What are the risks of technological innovation?

Question: What are the risks of technological innovation?

Peter Rojas: It’s funny. It’s like it kind of comes back to what do we think is going to mean “natural” or not? I mean if you put . . . If you, you know, took someone from 50 years ago, or 100 years ago, or 250 years ago and, you know, showed them modern society, they would think it was the most unnatural, screwed up thing they’d ever seen. And the way that we interacted with each other would seem so completely wrong and unnatural to them that . . . that . . . And it’s just because like, you know, their . . . their . . . their relations, and their relationships, and their world was based on a completely different way of viewing things. And so I don’t necessarily worry too much.
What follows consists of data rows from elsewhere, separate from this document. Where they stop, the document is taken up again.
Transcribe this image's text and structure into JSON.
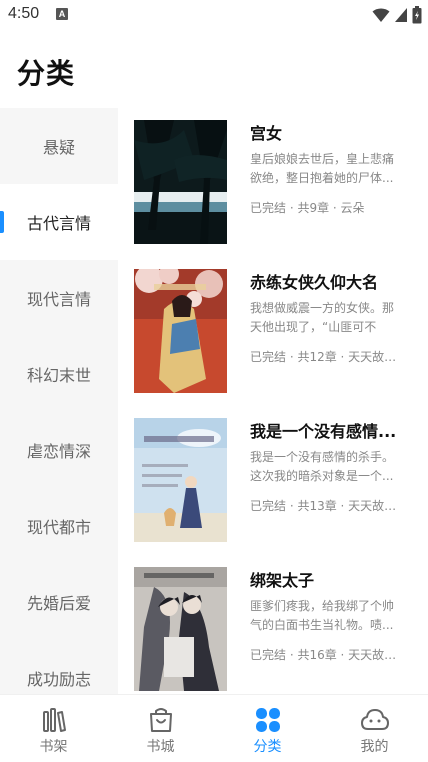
{
  "status_bar": {
    "time": "4:50",
    "notification_letter": "A"
  },
  "header": {
    "title": "分类"
  },
  "sidebar": {
    "items": [
      {
        "label": "悬疑",
        "active": false
      },
      {
        "label": "古代言情",
        "active": true
      },
      {
        "label": "现代言情",
        "active": false
      },
      {
        "label": "科幻末世",
        "active": false
      },
      {
        "label": "虐恋情深",
        "active": false
      },
      {
        "label": "现代都市",
        "active": false
      },
      {
        "label": "先婚后爱",
        "active": false
      },
      {
        "label": "成功励志",
        "active": false
      }
    ]
  },
  "books": [
    {
      "title": "宫女",
      "desc": "皇后娘娘去世后，皇上悲痛欲绝，整日抱着她的尸体...",
      "meta": "已完结 · 共9章 · 云朵"
    },
    {
      "title": "赤练女侠久仰大名",
      "desc": "我想做威震一方的女侠。那天他出现了，“山匪可不是...",
      "meta": "已完结 · 共12章 · 天天故事..."
    },
    {
      "title": "我是一个没有感情...",
      "desc": "我是一个没有感情的杀手。这次我的暗杀对象是一个...",
      "meta": "已完结 · 共13章 · 天天故事..."
    },
    {
      "title": "绑架太子",
      "desc": "匪爹们疼我，给我绑了个帅气的白面书生当礼物。啧...",
      "meta": "已完结 · 共16章 · 天天故事..."
    }
  ],
  "bottom_nav": {
    "items": [
      {
        "label": "书架",
        "icon": "bookshelf-icon",
        "active": false
      },
      {
        "label": "书城",
        "icon": "bookstore-bag-icon",
        "active": false
      },
      {
        "label": "分类",
        "icon": "category-icon",
        "active": true
      },
      {
        "label": "我的",
        "icon": "profile-cloud-icon",
        "active": false
      }
    ]
  },
  "colors": {
    "accent": "#1a8fff",
    "sidebar_bg": "#f6f6f6",
    "muted_text": "#888888"
  }
}
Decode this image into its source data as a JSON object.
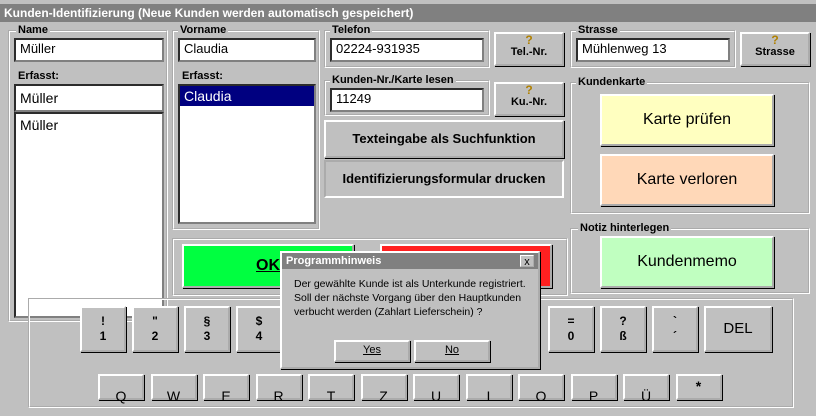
{
  "window": {
    "title": "Kunden-Identifizierung (Neue Kunden werden automatisch gespeichert)"
  },
  "name": {
    "label": "Name",
    "value": "Müller",
    "erfasst_label": "Erfasst:",
    "erfasst_value": "Müller",
    "list": [
      "Müller"
    ]
  },
  "vorname": {
    "label": "Vorname",
    "value": "Claudia",
    "erfasst_label": "Erfasst:",
    "list": [
      "Claudia"
    ]
  },
  "telefon": {
    "label": "Telefon",
    "value": "02224-931935",
    "button": "Tel.-Nr."
  },
  "strasse": {
    "label": "Strasse",
    "value": "Mühlenweg 13",
    "button": "Strasse"
  },
  "kundennr": {
    "label": "Kunden-Nr./Karte lesen",
    "value": "11249",
    "button": "Ku.-Nr."
  },
  "actions": {
    "texteingabe": "Texteingabe als Suchfunktion",
    "drucken": "Identifizierungsformular drucken"
  },
  "kundenkarte": {
    "label": "Kundenkarte",
    "pruefen": "Karte prüfen",
    "verloren": "Karte verloren"
  },
  "notiz": {
    "label": "Notiz hinterlegen",
    "memo": "Kundenmemo"
  },
  "ok": {
    "label": "OK"
  },
  "keyboard": {
    "row1": [
      {
        "top": "!",
        "bottom": "1"
      },
      {
        "top": "\"",
        "bottom": "2"
      },
      {
        "top": "§",
        "bottom": "3"
      },
      {
        "top": "$",
        "bottom": "4"
      },
      {
        "top": "=",
        "bottom": "0"
      },
      {
        "top": "?",
        "bottom": "ß"
      },
      {
        "top": "`",
        "bottom": "´"
      }
    ],
    "del": "DEL",
    "row2": [
      "Q",
      "W",
      "E",
      "R",
      "T",
      "Z",
      "U",
      "I",
      "O",
      "P",
      "Ü",
      "*"
    ]
  },
  "dialog": {
    "title": "Programmhinweis",
    "close": "x",
    "lines": [
      "Der gewählte Kunde ist als Unterkunde registriert.",
      "Soll der nächste Vorgang über den Hauptkunden",
      "verbucht werden (Zahlart Lieferschein) ?"
    ],
    "yes": "Yes",
    "no": "No"
  },
  "colors": {
    "ok": "#00ff40",
    "cancel": "#ff2020",
    "pruefen": "#ffffc0",
    "verloren": "#ffd8b8",
    "memo": "#c0ffc0",
    "selection": "#000080"
  }
}
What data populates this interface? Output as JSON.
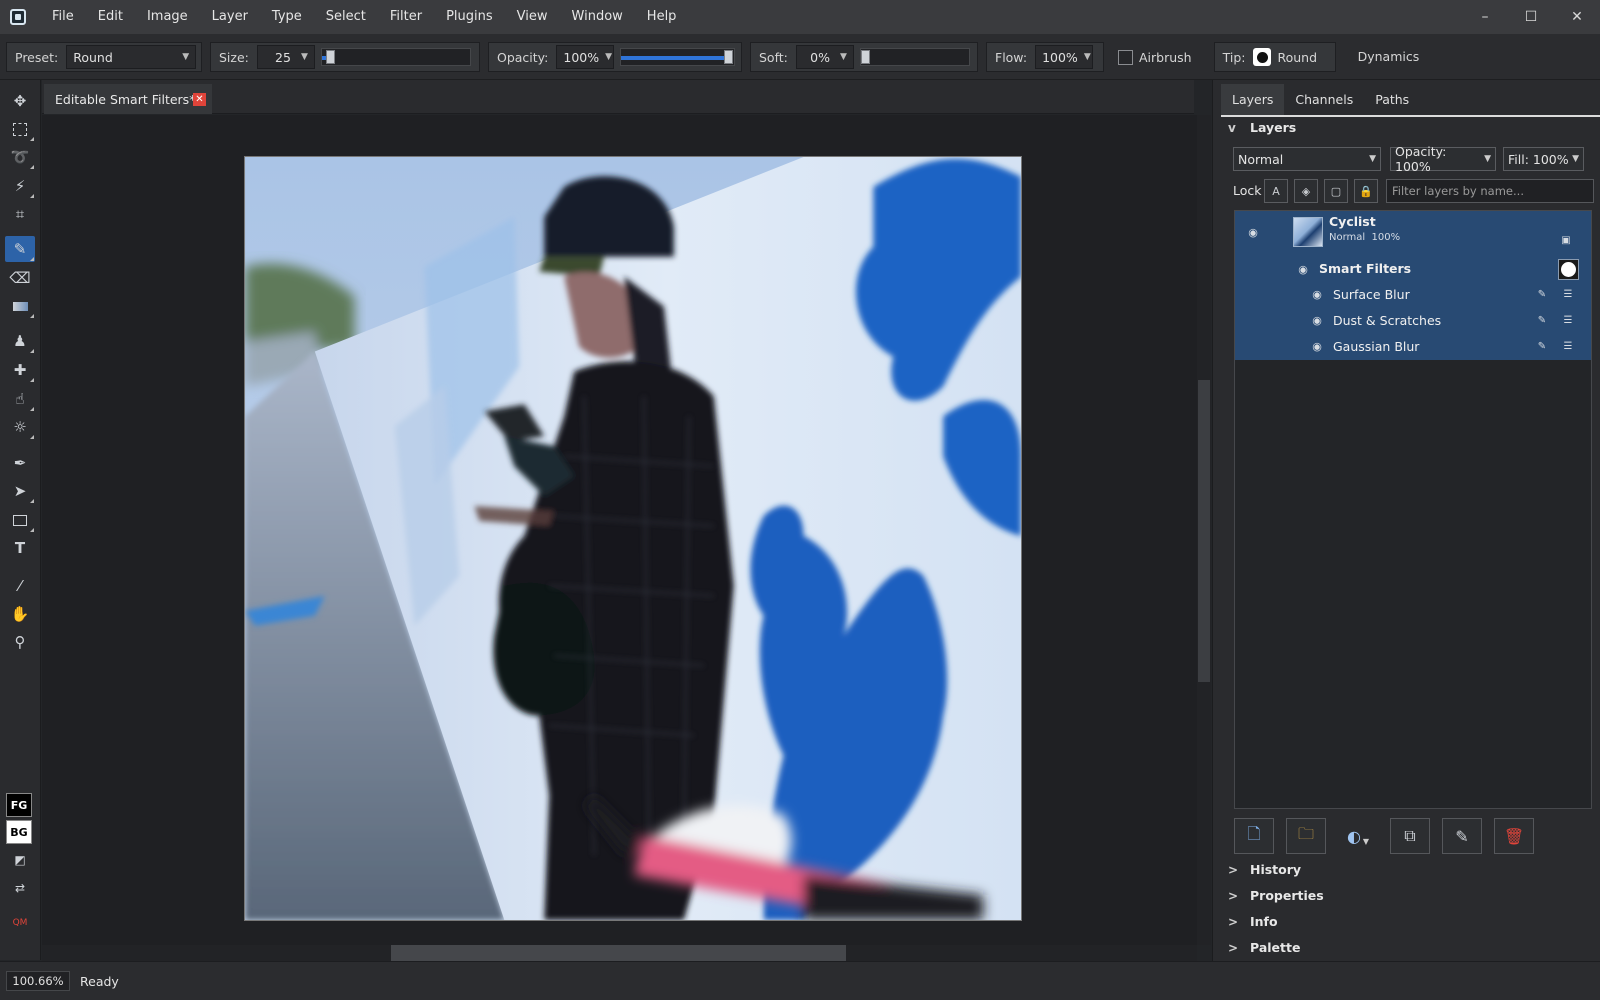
{
  "menu": [
    "File",
    "Edit",
    "Image",
    "Layer",
    "Type",
    "Select",
    "Filter",
    "Plugins",
    "View",
    "Window",
    "Help"
  ],
  "window_controls": {
    "minimize": "–",
    "maximize": "☐",
    "close": "✕"
  },
  "options": {
    "preset_label": "Preset:",
    "preset_value": "Round",
    "size_label": "Size:",
    "size_value": "25",
    "size_slider": 0.03,
    "opacity_label": "Opacity:",
    "opacity_value": "100%",
    "opacity_slider": 1.0,
    "soft_label": "Soft:",
    "soft_value": "0%",
    "soft_slider": 0.0,
    "flow_label": "Flow:",
    "flow_value": "100%",
    "airbrush_label": "Airbrush",
    "airbrush_checked": false,
    "tip_label": "Tip:",
    "tip_value": "Round",
    "dynamics_label": "Dynamics"
  },
  "document": {
    "tab_title": "Editable Smart Filters*",
    "close_glyph": "✕"
  },
  "toolbox": {
    "fg_label": "FG",
    "bg_label": "BG",
    "qm_label": "QM",
    "active_tool": "brush-tool"
  },
  "panel": {
    "tabs": [
      "Layers",
      "Channels",
      "Paths"
    ],
    "active_tab": "Layers",
    "layers_section_title": "Layers",
    "layers_section_chevron": "v",
    "blend_mode": "Normal",
    "opacity": "Opacity: 100%",
    "fill": "Fill: 100%",
    "lock_label": "Lock",
    "filter_placeholder": "Filter layers by name...",
    "layer": {
      "name": "Cyclist",
      "subtitle": "Normal  100%"
    },
    "smart_filters_label": "Smart Filters",
    "filters": [
      "Surface Blur",
      "Dust & Scratches",
      "Gaussian Blur"
    ],
    "collapsed_sections": [
      {
        "chevron": ">",
        "title": "History"
      },
      {
        "chevron": ">",
        "title": "Properties"
      },
      {
        "chevron": ">",
        "title": "Info"
      },
      {
        "chevron": ">",
        "title": "Palette"
      }
    ]
  },
  "status": {
    "zoom": "100.66%",
    "text": "Ready"
  },
  "colors": {
    "accent": "#2d63a8",
    "selection": "#284a73",
    "slider_fill": "#2f74d8",
    "close_red": "#e0443a"
  }
}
I mean identity is something that I think is very, very . . . You know it’s always been fluid. It’s just that now we . . . It’s just a matter of like how, you know . . . Technology’s just made it maybe more fluid than it . . . than it would’ve before. I think you know especially for young people, they don’t necessarily . . . they don’t worry about this stuff. And they don’t worry about, you know, privacy because it’s . . . it’s not necessarily . . . There aren’t necessarily a lot of, you know . . . It’s not a big issue for them. And I think they are figuring out what parts of themselves they want to reveal online. And you know just because, you know, someone can take, you know . . . look at private photos of you on Facebook or whatever . . . I mean if you’re worried about that, don’t post them in the first place. I mean I don’t really post photos of myself on Facebook. And I don’t . . . I have a personal blog and a Twitter feed, but I don’t necessarily reveal very much about my private life on those things. And if those things . . . If you’re not putting those things out there yourself, the odds are that they’re not going to be revealed. And I think, you know, people are sort of negotiating and figuring out what’s the right balance. How much do they wanna put out there? And there are some people who are gonna wanna put out more. And those people will become sort of, you know . . . might become Web celebrities and, you know, have their fan bases and things like that. And there are people who are not going to want to, you know, put as much of it out there. And they might, you know, wanna emphasize different parts of their lives or whatever. I mean it’s something that I think people are figuring out, and doesn’t seem to me as big of a deal.


Recorded on: 10/2/07





It always comes back to what we think is natural, says Rojas.

LinkedIn meets Tinder in this mindful networking app

Swipe right to make the connections that could change your career.

Getty Images
Swipe right. Match. Meet over coffee or set up a call.

No, we aren't talking about Tinder. Introducing Shapr, a free app that helps people with synergistic professional goals and skill sets easily meet and collaborate.

Keep reading Show less

4 reasons Martin Luther King, Jr. fought for universal basic income

In his final years, Martin Luther King, Jr. become increasingly focused on the problem of poverty in America.

(Photo by J. Wilds/Keystone/Getty Images)
Politics & Current Affairs
  • Despite being widely known for his leadership role in the American civil rights movement, Martin Luther King, Jr. also played a central role in organizing the Poor People's Campaign of 1968.
  • The campaign was one of the first to demand a guaranteed income for all poor families in America.
  • Today, the idea of a universal basic income is increasingly popular, and King's arguments in support of the policy still make a good case some 50 years later.
Keep reading Show less

Why avoiding logical fallacies is an everyday superpower

10 of the most sandbagging, red-herring, and effective logical fallacies.

Photo credit: Miguel Henriques on Unsplash
Personal Growth
  • Many an otherwise-worthwhile argument has been derailed by logical fallacies.
  • Sometimes these fallacies are deliberate tricks, and sometimes just bad reasoning.
  • Avoiding these traps makes disgreeing so much better.
Keep reading Show less

Why I wear my life on my skin

For Damien Echols, tattoos are part of his existential armor.

  • In prison Damien Echols was known by his number SK931, not his name, and had his hair sheared off. Stripped of his identity, the only thing he had left was his skin.
  • This is why he began tattooing things that are meaningful to him — to carry a "suit of armor" made up the images of the people and objects that have significance to him, from his friends to talismans.
  • Echols believes that all places are imbued with divinity: "If you interact with New York City as if there's an intelligence behind... then it will behave towards you the same way."
Keep reading Show less